The city of Wuxi shows how China plays a leading role in autonomous traffic – thanks to government support and international technology.
Connected driving is already part of everyday life in Wuxi.
A drive through most Chinese city centres consists of blocked roads, concerts of honking motorists and long queues, yet in the new centre of Wuxi none of this can be seen. Traffic is running smoothly.
This is a minor miracle. The number of cars in the metropolis northwest of Shanghai has doubled since 2011 to more than 1.76 million. However, the Chinese are testing the networked driving of the future in this part of the city centre. Unhindered traffic flow, improved safety and efficiency are the main goals of the highly-equipped traffic technology.
Cars, buses, traffic lights and electronic signs are networked, share traffic information and warn of potential hazards. The cars are connected to the infrastructure and the other road users via the LTE mobile network. In Wuxi, the world can marvel at how China wants to get involved in connected driving at the top of the world.
The project has the backing of the Chinese government. Also involved are German companies that contribute important technological know-how. Last Monday (10 July), China and Germany signed an agreement during their intergovernmental consultations to expand cooperation and exchange in autonomous driving.
Audi technology for better traffic flow
Audi brought “Traffic Light Information” traffic technology to Wuxi, allowing data exchange between cars and traffic lights. By knowing how long the green light will last, drivers can adjust their speed accordingly.
The traffic lights use information forwarded by vehicles to calculate whether it should switch faster or slower in order to improve traffic flow. According to Audi’s calculations, such a system could reduce CO2 emissions by 15%.
The first trial for Wuxi began last September at six intersections. Now Wuxi is in the second testing phase. By the end of July, one sixth of the city will be equipped with the special LTE and 220 traffic lights with radio modules.
By 2019, the technology should work nationwide and be installed in about 100,000 cars.
In addition to Audi, the city, the network operator China Mobile and the network equipment supplier Huawei are involved in the project. It is promoted and supervised by the Ministry of Security, the Ministry of Industry and Information Technology (MIIT) and the Ministry of Science and Technology.
Cooperation between public and private sector is exemplary
“In terms of cooperation between government and private sector, Germany is far ahead,” says Michael Adick, head of the Chinese car division at Accenture. Kevin Li of Strategy Analytic, sees this as the strength of the Chinese project. “Connected driving is complex, it involves public and private data and has many players. The earlier they coordinate, the faster they can find common standards.”
Xiong Wei, who oversees technology giant Huawei’s Wuxi project, believes that, “If you want to grow networked driving, you need the support of a central government. Unfortunately, Europeans find it difficult to reach a consensus among different countries. But with China’s strong government, it’s easy.”
Audi managers in China made similar suggestions: “Europe could do so much more. But everything is discussed to death. China simply provides the better environment. That’s why we have to develop here.” Audi plans to expand its development department in China from 280 to 650 employees over the next few years. 200 of them are solely dedicated to work on networked and autonomous driving.
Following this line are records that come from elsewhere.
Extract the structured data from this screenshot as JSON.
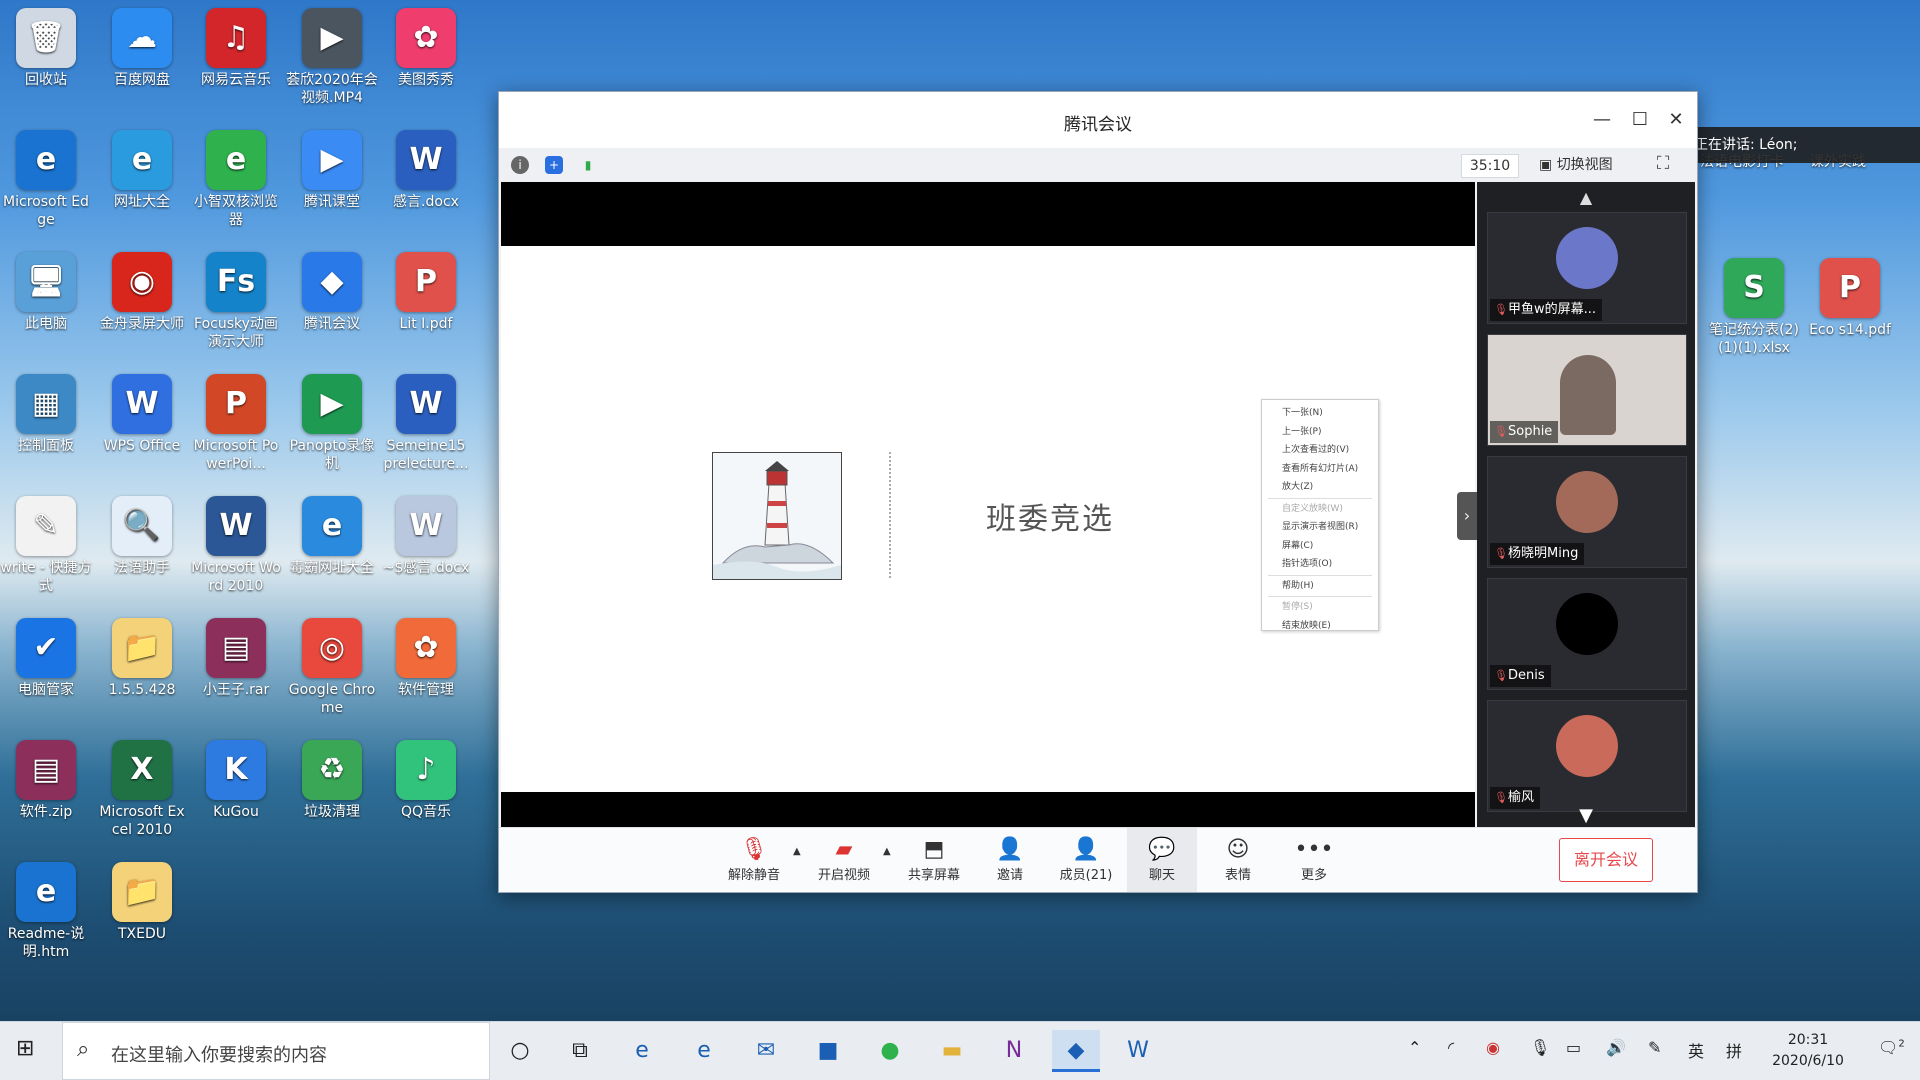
{
  "desktop": {
    "icons": [
      {
        "label": "回收站",
        "glyph": "🗑",
        "color": "#cfd8e3"
      },
      {
        "label": "百度网盘",
        "glyph": "☁",
        "color": "#2d8cf0"
      },
      {
        "label": "网易云音乐",
        "glyph": "♫",
        "color": "#d3262b"
      },
      {
        "label": "荟欣2020年会视频.MP4",
        "glyph": "▶",
        "color": "#4a5560"
      },
      {
        "label": "美图秀秀",
        "glyph": "✿",
        "color": "#ef3d6e"
      },
      {
        "label": "Microsoft Edge",
        "glyph": "e",
        "color": "#1a73d0"
      },
      {
        "label": "网址大全",
        "glyph": "e",
        "color": "#2a9bde"
      },
      {
        "label": "小智双核浏览器",
        "glyph": "e",
        "color": "#2fb24d"
      },
      {
        "label": "腾讯课堂",
        "glyph": "▶",
        "color": "#3b8bf5"
      },
      {
        "label": "感言.docx",
        "glyph": "W",
        "color": "#2b5fbf"
      },
      {
        "label": "此电脑",
        "glyph": "🖥",
        "color": "#5aa0d8"
      },
      {
        "label": "金舟录屏大师",
        "glyph": "◉",
        "color": "#d9261c"
      },
      {
        "label": "Focusky动画演示大师",
        "glyph": "Fs",
        "color": "#1583c9"
      },
      {
        "label": "腾讯会议",
        "glyph": "◆",
        "color": "#2a79e8"
      },
      {
        "label": "Lit I.pdf",
        "glyph": "P",
        "color": "#e0514b"
      },
      {
        "label": "控制面板",
        "glyph": "▦",
        "color": "#3c89c6"
      },
      {
        "label": "WPS Office",
        "glyph": "W",
        "color": "#2f6fe0"
      },
      {
        "label": "Microsoft PowerPoi...",
        "glyph": "P",
        "color": "#d24726"
      },
      {
        "label": "Panopto录像机",
        "glyph": "▶",
        "color": "#1e9a52"
      },
      {
        "label": "Semeine15 prelecture...",
        "glyph": "W",
        "color": "#2b5fbf"
      },
      {
        "label": "write - 快捷方式",
        "glyph": "✎",
        "color": "#f2f2f2"
      },
      {
        "label": "法语助手",
        "glyph": "🔍",
        "color": "#e4eef8"
      },
      {
        "label": "Microsoft Word 2010",
        "glyph": "W",
        "color": "#2b5797"
      },
      {
        "label": "毒霸网址大全",
        "glyph": "e",
        "color": "#2a8bde"
      },
      {
        "label": "~$感言.docx",
        "glyph": "W",
        "color": "#b9c7df"
      },
      {
        "label": "电脑管家",
        "glyph": "✔",
        "color": "#1b74e4"
      },
      {
        "label": "1.5.5.428",
        "glyph": "📁",
        "color": "#f3d27a"
      },
      {
        "label": "小王子.rar",
        "glyph": "▤",
        "color": "#8c2f5b"
      },
      {
        "label": "Google Chrome",
        "glyph": "◎",
        "color": "#e9483c"
      },
      {
        "label": "软件管理",
        "glyph": "✿",
        "color": "#f06a3a"
      },
      {
        "label": "软件.zip",
        "glyph": "▤",
        "color": "#8c2f5b"
      },
      {
        "label": "Microsoft Excel 2010",
        "glyph": "X",
        "color": "#207245"
      },
      {
        "label": "KuGou",
        "glyph": "K",
        "color": "#2d7be0"
      },
      {
        "label": "垃圾清理",
        "glyph": "♻",
        "color": "#3aa757"
      },
      {
        "label": "QQ音乐",
        "glyph": "♪",
        "color": "#31c27c"
      },
      {
        "label": "Readme-说明.htm",
        "glyph": "e",
        "color": "#1a73d0"
      },
      {
        "label": "TXEDU",
        "glyph": "📁",
        "color": "#f3d27a"
      }
    ],
    "right_icons": [
      {
        "label": "法语电影打卡",
        "glyph": "📁",
        "color": "#f3d27a"
      },
      {
        "label": "课外实践",
        "glyph": "📁",
        "color": "#f3d27a"
      },
      {
        "label": "笔记统分表(2)(1)(1).xlsx",
        "glyph": "S",
        "color": "#2fa85a"
      },
      {
        "label": "Eco s14.pdf",
        "glyph": "P",
        "color": "#e0514b"
      }
    ]
  },
  "meeting": {
    "title": "腾讯会议",
    "timer": "35:10",
    "switch_view": "切换视图",
    "slide": {
      "title": "班委竞选",
      "menu": [
        {
          "label": "下一张(N)",
          "disabled": false
        },
        {
          "label": "上一张(P)",
          "disabled": false
        },
        {
          "label": "上次查看过的(V)",
          "disabled": false
        },
        {
          "label": "查看所有幻灯片(A)",
          "disabled": false
        },
        {
          "label": "放大(Z)",
          "disabled": false
        },
        {
          "label": "自定义放映(W)",
          "disabled": true
        },
        {
          "label": "显示演示者视图(R)",
          "disabled": false
        },
        {
          "label": "屏幕(C)",
          "disabled": false
        },
        {
          "label": "指针选项(O)",
          "disabled": false
        },
        {
          "label": "帮助(H)",
          "disabled": false
        },
        {
          "label": "暂停(S)",
          "disabled": true
        },
        {
          "label": "结束放映(E)",
          "disabled": false
        }
      ]
    },
    "participants": [
      {
        "name": "甲鱼w的屏幕...",
        "avatar": "#6b77c9"
      },
      {
        "name": "Sophie",
        "avatar": "#7a6a62"
      },
      {
        "name": "杨晓明Ming",
        "avatar": "#a36a5a"
      },
      {
        "name": "Denis",
        "avatar": "#000000"
      },
      {
        "name": "榆风",
        "avatar": "#c96a5a"
      }
    ],
    "toolbar": {
      "mute": "解除静音",
      "video": "开启视频",
      "share": "共享屏幕",
      "invite": "邀请",
      "members": "成员(21)",
      "chat": "聊天",
      "emoji": "表情",
      "more": "更多",
      "leave": "离开会议"
    },
    "speaking": "正在讲话: Léon;"
  },
  "taskbar": {
    "search_placeholder": "在这里输入你要搜索的内容",
    "ime": "英",
    "ime2": "拼",
    "time": "20:31",
    "date": "2020/6/10",
    "notifications": "2"
  }
}
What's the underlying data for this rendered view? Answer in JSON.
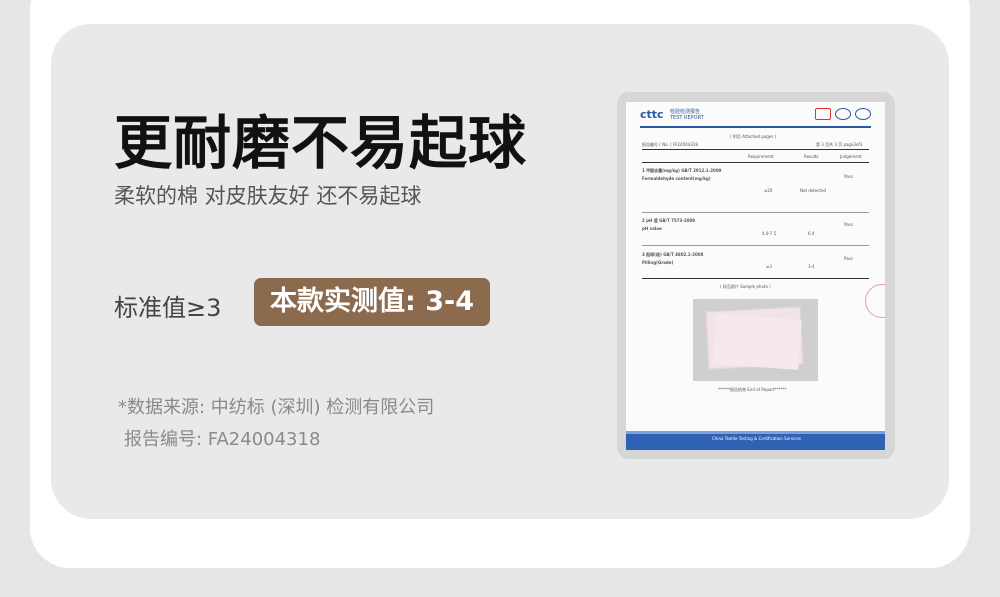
{
  "title": "更耐磨不易起球",
  "subtitle": "柔软的棉 对皮肤友好 还不易起球",
  "standard_label": "标准值≥3",
  "measured_badge": "本款实测值: 3-4",
  "source_line": "*数据来源: 中纺标 (深圳) 检测有限公司",
  "report_number_line": "报告编号: FA24004318",
  "colors": {
    "badge_bg": "#8b6a4e",
    "card_bg": "#e9e9e9",
    "title": "#111111"
  },
  "report": {
    "logo": "cttc",
    "logo_sub_cn": "检验检测报告",
    "logo_sub_en": "TEST REPORT",
    "attached_pages": "( 附页 Attached pages )",
    "report_no": "报告编号 ( No. ) FA24004318",
    "page": "第 3 页共 3 页 page3of3",
    "col_requirement": "Requirement",
    "col_results": "Results",
    "col_judgement": "Judgement",
    "item1": "1 甲醛含量(mg/kg) GB/T 2912.1-2009",
    "item1_en": "Formaldehyde content(mg/kg)",
    "item1_req": "≤20",
    "item1_result": "Not detected",
    "item1_judge": "Pass",
    "item2": "2 pH 值 GB/T 7573-2009",
    "item2_en": "pH value",
    "item2_req": "4.0-7.5",
    "item2_result": "6.4",
    "item2_judge": "Pass",
    "item3": "3 起球(级) GB/T 4802.1-2008",
    "item3_en": "Pilling(Grade)",
    "item3_req": "≥3",
    "item3_result": "3-4",
    "item3_judge": "Pass",
    "sample_photo": "( 样品照片 Sample photo )",
    "end_of_report": "******报告结束 End of Report******",
    "footer_org": "China Textile Testing & Certification Services"
  }
}
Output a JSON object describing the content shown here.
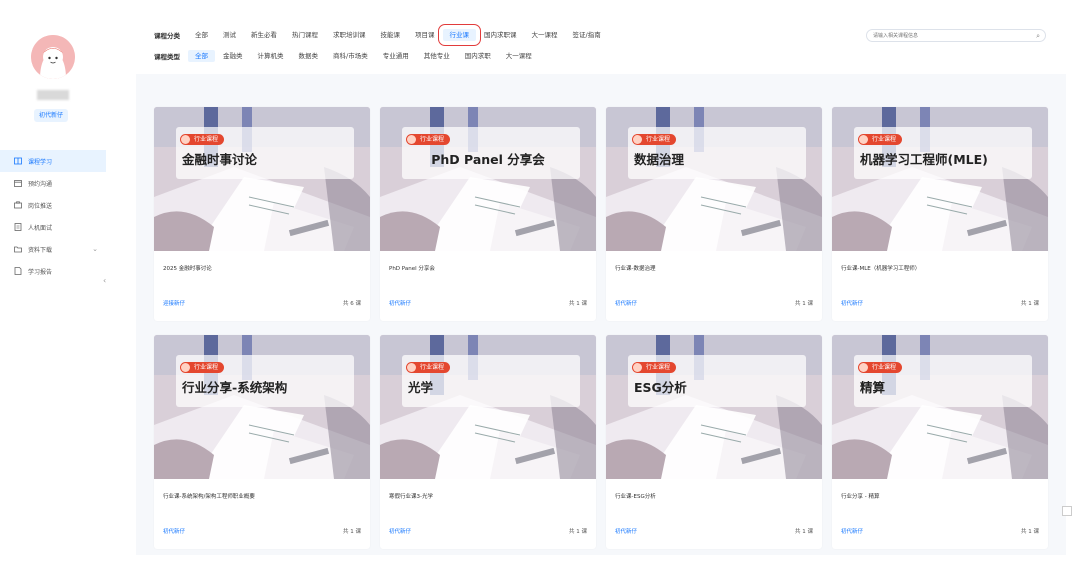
{
  "sidebar": {
    "badge": "初代新仔",
    "nav": [
      {
        "label": "课程学习",
        "icon": "book-icon",
        "active": true
      },
      {
        "label": "预约沟通",
        "icon": "calendar-icon",
        "active": false
      },
      {
        "label": "岗位推送",
        "icon": "briefcase-icon",
        "active": false
      },
      {
        "label": "人机面试",
        "icon": "document-icon",
        "active": false
      },
      {
        "label": "资料下载",
        "icon": "folder-icon",
        "active": false
      },
      {
        "label": "学习报告",
        "icon": "report-icon",
        "active": false
      }
    ]
  },
  "filters": {
    "category_label": "课程分类",
    "categories": [
      "全部",
      "测试",
      "新生必看",
      "热门课程",
      "求职培训课",
      "技能课",
      "项目课",
      "行业课",
      "国内求职课",
      "大一课程",
      "签证/指南"
    ],
    "category_selected": "行业课",
    "type_label": "课程类型",
    "types": [
      "全部",
      "金融类",
      "计算机类",
      "数据类",
      "商科/市场类",
      "专业通用",
      "其他专业",
      "国内求职",
      "大一课程"
    ],
    "type_selected": "全部",
    "search_placeholder": "请输入相关课程信息"
  },
  "cards": [
    {
      "tag": "行业课程",
      "title": "金融时事讨论",
      "desc": "2025 金融时事讨论",
      "category": "迎接新仔",
      "count": "共 6 课"
    },
    {
      "tag": "行业课程",
      "title": "PhD Panel 分享会",
      "desc": "PhD Panel 分享会",
      "category": "初代新仔",
      "count": "共 1 课"
    },
    {
      "tag": "行业课程",
      "title": "数据治理",
      "desc": "行业课-数据治理",
      "category": "初代新仔",
      "count": "共 1 课"
    },
    {
      "tag": "行业课程",
      "title": "机器学习工程师(MLE)",
      "desc": "行业课-MLE（机器学习工程师）",
      "category": "初代新仔",
      "count": "共 1 课"
    },
    {
      "tag": "行业课程",
      "title": "行业分享-系统架构",
      "desc": "行业课-系统架构/架构工程师职业概要",
      "category": "初代新仔",
      "count": "共 1 课"
    },
    {
      "tag": "行业课程",
      "title": "光学",
      "desc": "寒假行业课3-光学",
      "category": "初代新仔",
      "count": "共 1 课"
    },
    {
      "tag": "行业课程",
      "title": "ESG分析",
      "desc": "行业课-ESG分析",
      "category": "初代新仔",
      "count": "共 1 课"
    },
    {
      "tag": "行业课程",
      "title": "精算",
      "desc": "行业分享 - 精算",
      "category": "初代新仔",
      "count": "共 1 课"
    }
  ],
  "colors": {
    "accent": "#1677ff",
    "tag": "#e4472f",
    "highlight": "#e23b3b"
  }
}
Technology and expertise are moving where demand exists: Audi has produced the “Traffic Light Information” for more than four years. So far, the manufacturer has already tested the system in Ingolstadt, Berlin and Las Vegas. But in Wuxi, it’s happening for the first time on a large scale and using the LTE instead of Wi-Fi.
This is facilitated by Huawei. “Not only do we want to offer solutions, we also want to build an ecosystem that in the long run can be used not only in China but worldwide. That’s why we have invited many foreign companies,” says Huawei manager Xiong. In the process, they have companies known for strong research and development.
Cities seek solutions to clogged roads
China’s systematic approach to mobility is outlined in the national “Medium to Long Term Car Development Plan”. It states that 10% of cars in China will be equipped with systems for connected driving by 2020. 25% of all cars entering the market are expected to be able to offer Level 4 or Level 5 driver assistants (make part or all of the driving decisions themselves) by 2025.
There are two approaches to advancing autonomous driving: either the car itself becomes smarter and makes decisions on its own, or decisions are made at a traffic centre that is networked with the infrastructure. China has shown to favour the second approach, because it allows better control of traffic flow. Clogged roads are a big problem in Chinese cities.
But the IT Ministry wants to test all options. In selected provinces in the north, for example, driving in icy and snowy areas is tested. Other cities are also involved in the project. But Wuxi is the most complex testing area – driving is not used in a sealed off test zone, but in the city centre.
In addition, all key decision-makers are involved from the start. This is important because not only the technology in the car is important in networked driving, but also communication with public infrastructure, telecommunications networks and other road users.
Decentralised initiatives and local experiments are popular testing methods of the Chinese government. China commonly approaches changes “from the point to the surface” – meaning if the project proves successful in the administrative practice of a region, nationwide laws are enacted and the projects implemented nationwide.
In China, plans are realised faster because the government has a vision, recognises Accenture consultant Adick. “Digitization does not just happen inside a company, it’s promoted along the entire value chain by the government”
Chinese are more open to new technology
Furthermore, Chinese citizens are generally more open to new technology. According to a study by Boston Consulting Group, Chinese are fundamentally more open-minded than Europeans when it comes to autonomous driving. 75% said they would sit in a robot car, compared with 45% of Europeans.
However, China has to catch up. Huawei manager Xiong admits that compared with the US, the technology of networked driving is still lagging behind. “But we’re narrowing the gap very quickly, because we’re investing a lot of resources, bringing all the players together and looking at how to use it. America does not understand that in connected driving, businesses can’t compete. It’s joint effort.”
“Cooperation has its advantages, but also pitfalls. You learn a lot from each other, reports, employees from Huawei and Audi. After all, one does not know each other’s industry so well. At the beginning of such a development it was not all about profit,” Xiong commented. “We want to bring the entire industry forward and the more data you can collect, the better you can do research.”
For taxi driver Wang Xiubao, all these developments have long become part of everyday life. Since last summer, a chip has been installed in his taxi’s window, which tracks how many cars are at a traffic light for how long. “I cannot wait to start the next phase of the tests,” he says proudly. “I think it’s good that we are worldwide at the forefront of this technology.”